Work instructions:
Would you please repeat all of the data exactly, omitting the pictures?

Listed records:
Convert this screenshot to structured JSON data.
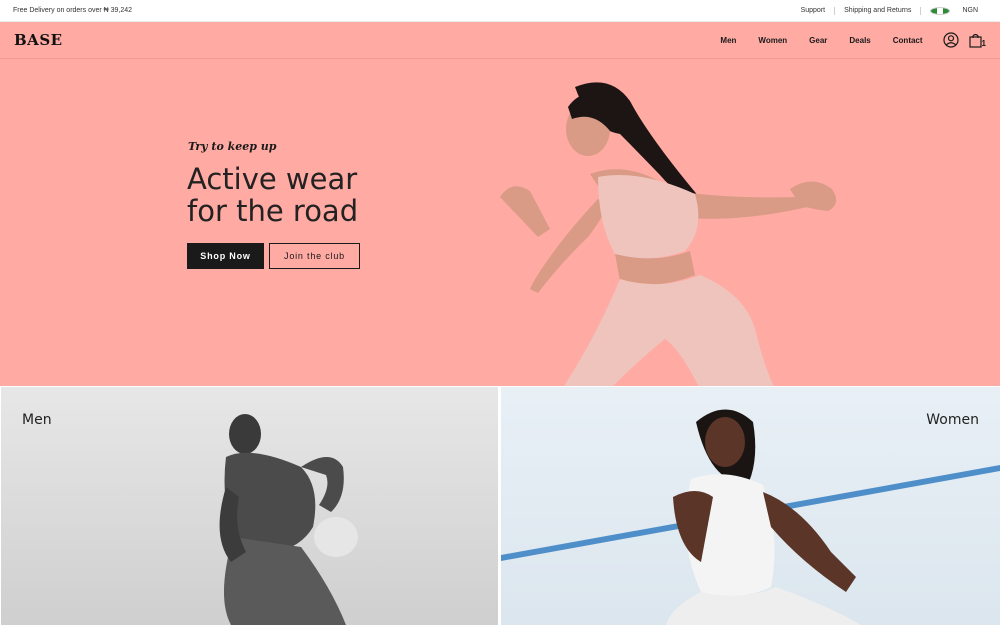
{
  "topbar": {
    "promo": "Free Delivery on orders over  ₦ 39,242",
    "support": "Support",
    "shipping": "Shipping and Returns",
    "currency": "NGN"
  },
  "header": {
    "logo": "BASE",
    "nav": [
      "Men",
      "Women",
      "Gear",
      "Deals",
      "Contact"
    ],
    "cart_count": "1"
  },
  "hero": {
    "tagline": "Try to keep up",
    "headline_line1": "Active wear",
    "headline_line2": "for the road",
    "primary_cta": "Shop Now",
    "secondary_cta": "Join the club"
  },
  "categories": [
    {
      "label": "Men"
    },
    {
      "label": "Women"
    }
  ],
  "colors": {
    "brand_pink": "#ffaaa3",
    "dark": "#1a1a1a"
  }
}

Task response:
Convert this screenshot to structured JSON data.
{
  "topbar": {
    "promo": "Free Delivery on orders over  ₦ 39,242",
    "support": "Support",
    "shipping": "Shipping and Returns",
    "currency": "NGN"
  },
  "header": {
    "logo": "BASE",
    "nav": [
      "Men",
      "Women",
      "Gear",
      "Deals",
      "Contact"
    ],
    "cart_count": "1"
  },
  "hero": {
    "tagline": "Try to keep up",
    "headline_line1": "Active wear",
    "headline_line2": "for the road",
    "primary_cta": "Shop Now",
    "secondary_cta": "Join the club"
  },
  "categories": [
    {
      "label": "Men"
    },
    {
      "label": "Women"
    }
  ],
  "colors": {
    "brand_pink": "#ffaaa3",
    "dark": "#1a1a1a"
  }
}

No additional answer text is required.